Plague is an infectious, deadly disease caused by the bacterium Yersinia pestis. Plague pandemics (outbreaks of disease over a wide geographic area and affecting a large number of people) have wiped out populations since A.D. 542. Today, plague is sometimes seen in parts of the western United States and remains present in certain regions of the world including South America, Mexico, and parts of Asia and Africa.
Transmission of plague
Plague is normally transmitted to humans by the bite of a flea that has ingested blood from an infected rodent, such as a rat, squirrel, or prairie dog. Transmission from person to person usually occurs only if a person's lungs become infected, in which case the disease is highly contagious and can be transmitted to others easily through a cough or sneeze.
Forms of plague
In humans, plague can take three forms. Bubonic plague usually results from a flea bite and is characterized by swollen lymph glands called buboes that are extremely painful and that give this form its name. Other symptoms include fever, muscle aches, and weakness. Hemorrhaging (heavy bleeding) under the skin can result in patches of dead tissue that appear black. (Hence, this disease is sometimes referred to as the Black Death.) If not treated, bubonic plague has a death rate of about 60 percent, meaning three out of every five people who contract it will die.
In another form of plague, called septicemia plague, bacteria enter the blood and cause infection throughout the body. This is a rapidly fatal form that usually results in death within two days if not immediately treated.

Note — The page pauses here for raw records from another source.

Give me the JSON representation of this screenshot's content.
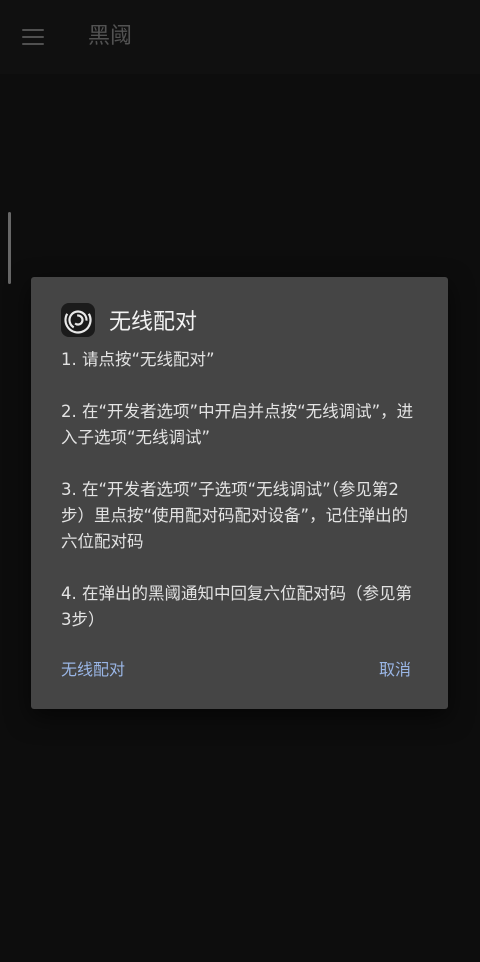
{
  "app": {
    "title": "黑阈",
    "menu_icon": "hamburger-menu-icon"
  },
  "dialog": {
    "icon": "swirl-app-icon",
    "title": "无线配对",
    "steps": [
      "1. 请点按“无线配对”",
      "2. 在“开发者选项”中开启并点按“无线调试”，进入子选项“无线调试”",
      "3. 在“开发者选项”子选项“无线调试”（参见第2步）里点按“使用配对码配对设备”，记住弹出的六位配对码",
      "4. 在弹出的黑阈通知中回复六位配对码（参见第3步）"
    ],
    "positive_button": "无线配对",
    "negative_button": "取消"
  },
  "colors": {
    "background": "#111111",
    "dialog_background": "#454545",
    "accent": "#9ab6e6"
  }
}
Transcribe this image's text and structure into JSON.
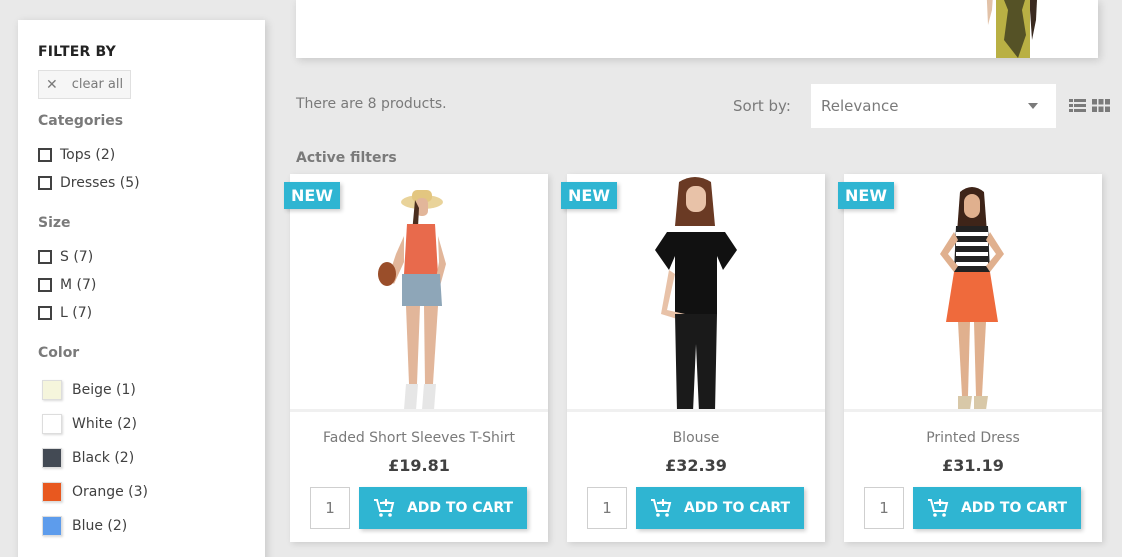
{
  "sidebar": {
    "title": "FILTER BY",
    "clear_all": "clear all",
    "categories": {
      "title": "Categories",
      "items": [
        {
          "label": "Tops (2)"
        },
        {
          "label": "Dresses (5)"
        }
      ]
    },
    "size": {
      "title": "Size",
      "items": [
        {
          "label": "S (7)"
        },
        {
          "label": "M (7)"
        },
        {
          "label": "L (7)"
        }
      ]
    },
    "color": {
      "title": "Color",
      "items": [
        {
          "label": "Beige (1)",
          "color": "#f5f5dc"
        },
        {
          "label": "White (2)",
          "color": "#ffffff"
        },
        {
          "label": "Black (2)",
          "color": "#434a54"
        },
        {
          "label": "Orange (3)",
          "color": "#e8581f"
        },
        {
          "label": "Blue (2)",
          "color": "#5d9cec"
        }
      ]
    }
  },
  "toolbar": {
    "product_count": "There are 8 products.",
    "sort_label": "Sort by:",
    "sort_value": "Relevance",
    "active_filters": "Active filters"
  },
  "products": [
    {
      "badge": "NEW",
      "name": "Faded Short Sleeves T-Shirt",
      "price": "£19.81",
      "qty": "1",
      "button": "ADD TO CART"
    },
    {
      "badge": "NEW",
      "name": "Blouse",
      "price": "£32.39",
      "qty": "1",
      "button": "ADD TO CART"
    },
    {
      "badge": "NEW",
      "name": "Printed Dress",
      "price": "£31.19",
      "qty": "1",
      "button": "ADD TO CART"
    }
  ],
  "colors": {
    "accent": "#2fb5d2"
  },
  "icons": [
    "close-icon",
    "chevron-down-icon",
    "list-view-icon",
    "grid-view-icon",
    "add-to-cart-icon"
  ]
}
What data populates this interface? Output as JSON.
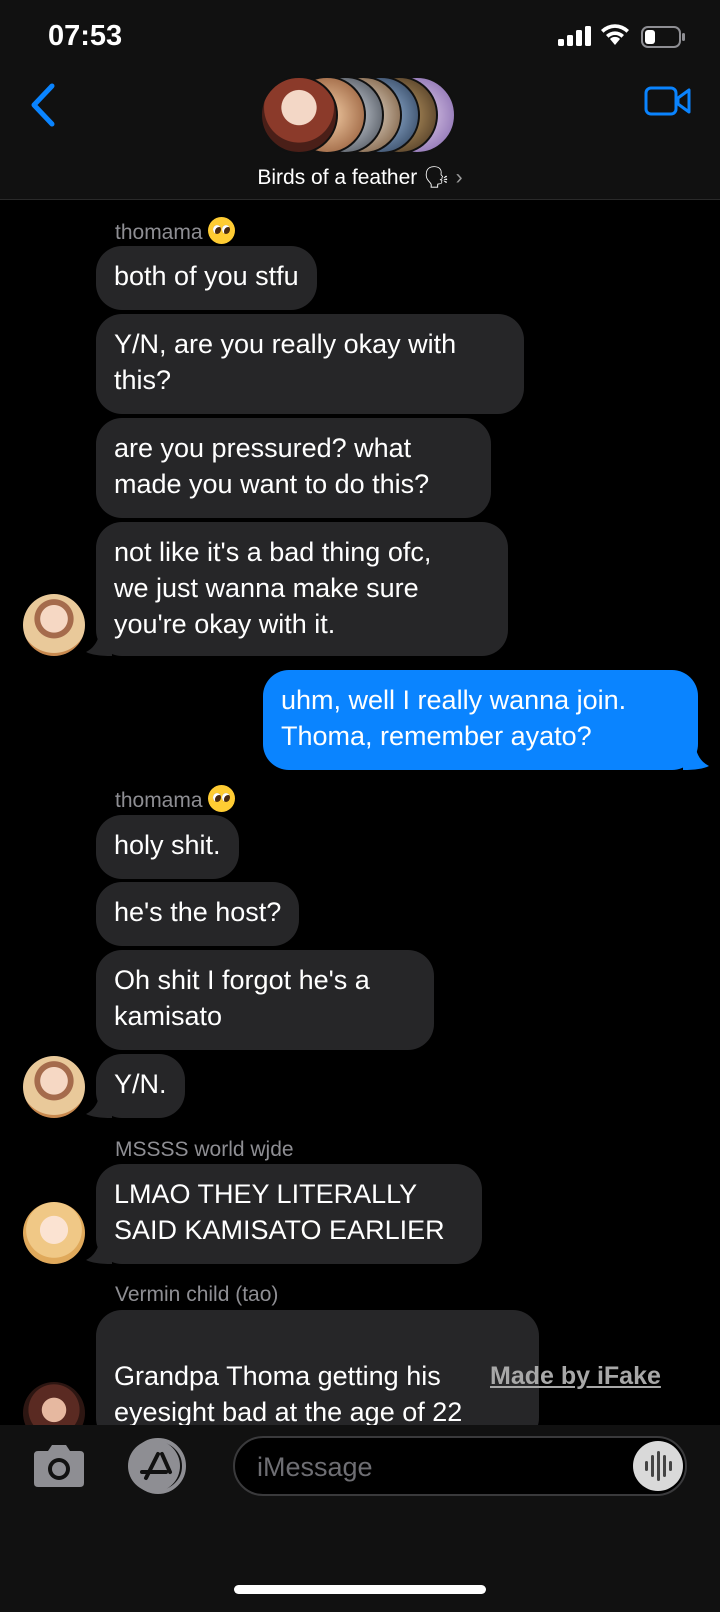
{
  "status_bar": {
    "time": "07:53"
  },
  "header": {
    "group_name": "Birds of a feather",
    "group_emoji": "🗣",
    "chevron": "›"
  },
  "messages": [
    {
      "sender": "thomama",
      "sender_emoji": "pleading-face-emoji",
      "lines": [
        "both of you stfu"
      ]
    },
    {
      "text": "Y/N, are you really okay with\nthis?"
    },
    {
      "text": "are you pressured? what\nmade you want to do this?"
    },
    {
      "text": "not like it's a bad thing ofc,\nwe just wanna make sure\nyou're okay with it."
    },
    {
      "outgoing": true,
      "text": "uhm, well I really wanna join.\nThoma, remember ayato?"
    },
    {
      "sender": "thomama",
      "text": "holy shit."
    },
    {
      "text": "he's the host?"
    },
    {
      "text": "Oh shit I forgot he's a\nkamisato"
    },
    {
      "text": "Y/N."
    },
    {
      "sender": "MSSSS world wjde",
      "text": "LMAO THEY LITERALLY\nSAID KAMISATO EARLIER"
    },
    {
      "sender": "Vermin child (tao)",
      "text": "Grandpa Thoma getting his\neyesight bad at the age of 22",
      "suffix": "..."
    }
  ],
  "watermark": "Made by iFake",
  "composer": {
    "placeholder": "iMessage"
  },
  "icons": {
    "back": "chevron-left-icon",
    "video": "video-camera-icon",
    "camera": "camera-icon",
    "apps": "app-store-icon",
    "audio": "waveform-icon"
  },
  "colors": {
    "accent": "#0a84ff",
    "bubble_incoming": "#262628",
    "background": "#000000"
  }
}
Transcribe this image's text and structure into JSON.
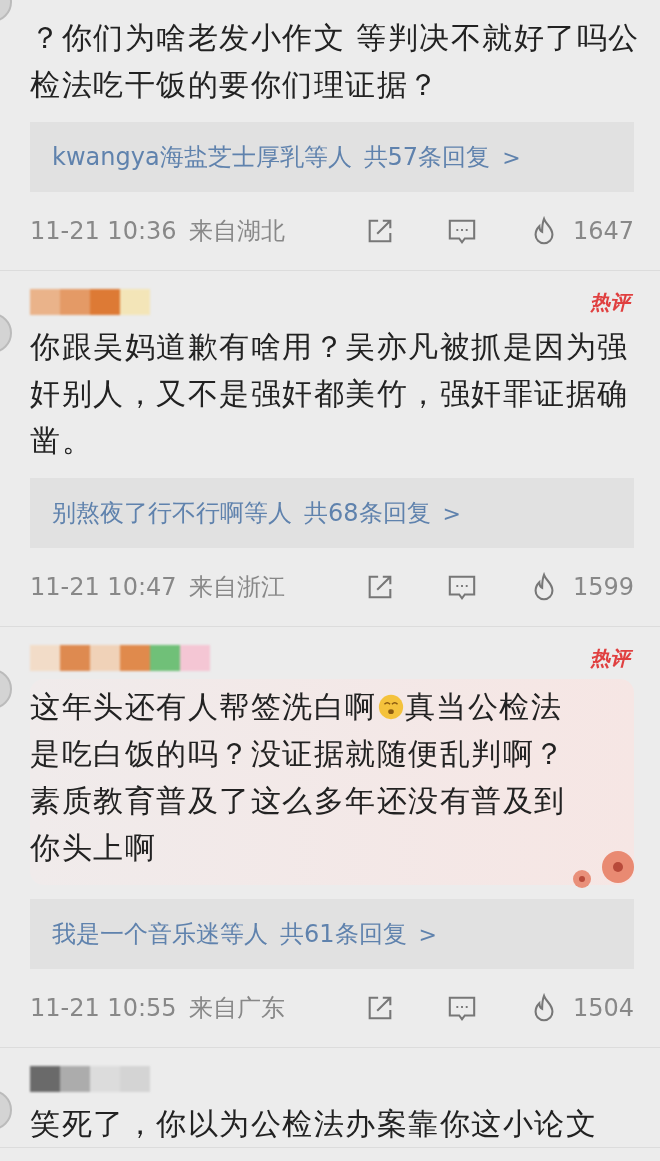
{
  "comments": [
    {
      "bubble": false,
      "body": [
        {
          "kind": "text",
          "text": "？你们为啥老发小作文 等判决不就好了吗公检法吃干饭的要你们理证据？"
        }
      ],
      "replies": {
        "names": "kwangya海盐芝士厚乳等人",
        "count": "共57条回复",
        "arrow": ">"
      },
      "time": "11-21 10:36",
      "location": "来自湖北",
      "likes": "1647"
    },
    {
      "author_blocks": [
        {
          "color": "#eab38a"
        },
        {
          "color": "#e49a66"
        },
        {
          "color": "#dd7a35"
        },
        {
          "color": "#f3e5b8"
        }
      ],
      "badge": "热评",
      "bubble": false,
      "body": [
        {
          "kind": "text",
          "text": "你跟吴妈道歉有啥用？吴亦凡被抓是因为强奸别人，又不是强奸都美竹，强奸罪证据确凿。"
        }
      ],
      "replies": {
        "names": "别熬夜了行不行啊等人",
        "count": "共68条回复",
        "arrow": ">"
      },
      "time": "11-21 10:47",
      "location": "来自浙江",
      "likes": "1599"
    },
    {
      "author_blocks": [
        {
          "color": "#f2dcc8"
        },
        {
          "color": "#de8a50"
        },
        {
          "color": "#f0d2b8"
        },
        {
          "color": "#e08a4c"
        },
        {
          "color": "#70c078"
        },
        {
          "color": "#f4c6d4"
        }
      ],
      "badge": "热评",
      "bubble": true,
      "body": [
        {
          "kind": "text",
          "text": "这年头还有人帮签洗白啊"
        },
        {
          "kind": "emoji"
        },
        {
          "kind": "text",
          "text": "真当公检法是吃白饭的吗？没证据就随便乱判啊？素质教育普及了这么多年还没有普及到你头上啊"
        }
      ],
      "replies": {
        "names": "我是一个音乐迷等人",
        "count": "共61条回复",
        "arrow": ">"
      },
      "time": "11-21 10:55",
      "location": "来自广东",
      "likes": "1504"
    },
    {
      "author_blocks": [
        {
          "color": "#6a6a6a"
        },
        {
          "color": "#acacac"
        },
        {
          "color": "#dcdcdc"
        },
        {
          "color": "#d4d4d4"
        }
      ],
      "bubble": false,
      "body": [
        {
          "kind": "text",
          "text": "笑死了，你以为公检法办案靠你这小论文"
        }
      ]
    }
  ]
}
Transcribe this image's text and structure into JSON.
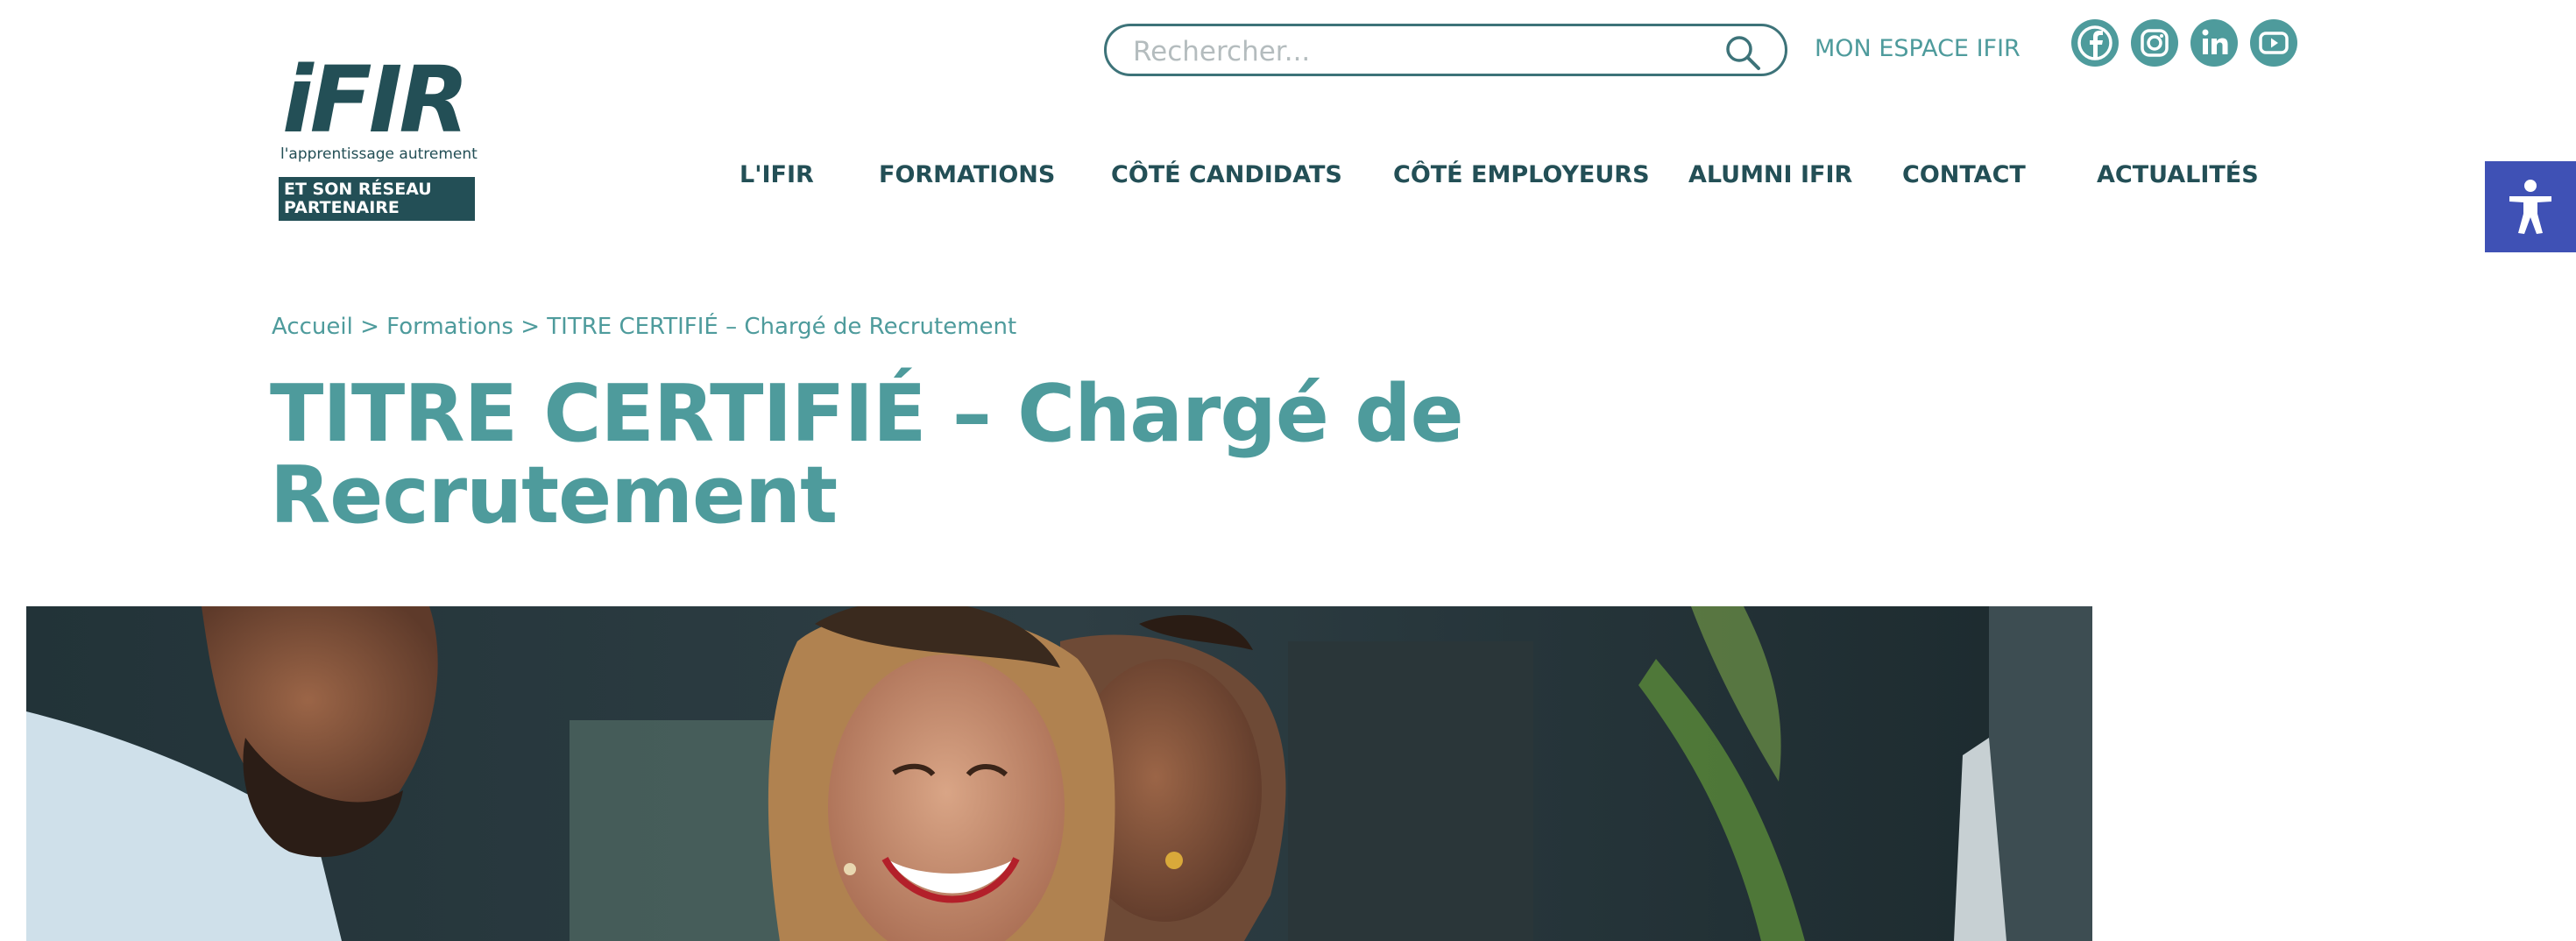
{
  "logo": {
    "wordmark": "iFIR",
    "tagline": "l'apprentissage autrement",
    "badge_line1": "ET SON RÉSEAU",
    "badge_line2": "PARTENAIRE"
  },
  "search": {
    "placeholder": "Rechercher..."
  },
  "header": {
    "espace_label": "MON ESPACE IFIR"
  },
  "social": [
    "facebook-icon",
    "instagram-icon",
    "linkedin-icon",
    "youtube-icon"
  ],
  "nav": {
    "items": [
      "L'IFIR",
      "FORMATIONS",
      "CÔTÉ CANDIDATS",
      "CÔTÉ EMPLOYEURS",
      "ALUMNI IFIR",
      "CONTACT",
      "ACTUALITÉS"
    ]
  },
  "breadcrumb": {
    "home": "Accueil",
    "separator": ">",
    "section": "Formations",
    "current": "TITRE CERTIFIÉ – Chargé de Recrutement"
  },
  "page": {
    "title_line1": "TITRE CERTIFIÉ – Chargé de",
    "title_line2": "Recrutement"
  },
  "colors": {
    "brand_dark": "#234f56",
    "brand_teal": "#4e9b9c",
    "accessibility": "#3f51b5"
  }
}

A third form, called pneumonic plague, occurs when the bacteria infect the lungs. Pneumonic plague results in pneumonia and is highly contagious. It also usually causes death within two or three days of the initial infection if left untreated.
The most famous bubonic plague pandemic occurred in the fourteenth century in Europe and parts of Asia. Called the Black Death, this pandemic was caused by infected rats carried to Europe in trading ships. It killed about one-third of Europe's population. Because it caused so many deaths, this particular outbreak of plague had a major impact on the economy and political structure of Europe.
A plague pandemic that began in Burma in 1894 spread to China through Hong Kong, and then to North and South America. During this pandemic, the United States saw its first outbreak of plague, occurring in San Francisco in 1900. In 1994, an outbreak of plague in India killed 56 people and caused widespread panic.
Plague pandemics can be prevented by disinfecting ships, aircraft, and persons who are known to be infected with the disease. The classic route of transmission that leads to pandemics is the transportation of infected rodents aboard transcontinental vehicles. Since many countries have rigorous procedures for disinfection of ships and planes, plague cases have dropped dramatically. Control of rodent populations in cities is an additional means of preventing plague outbreaks.
Words to Know
Bubo: A swollen lymph gland, usually in the groin or armpit, characteristic of infection with bubonic plague.
Pandemic: An outbreak of a disease affecting large numbers of people over a wide geographical area.
If a person is diagnosed with plague, most countries, including the United States, require that the government health agency be notified. The person is usually kept under strict quarantine (in isolation) until the disease is brought under control with antibiotics.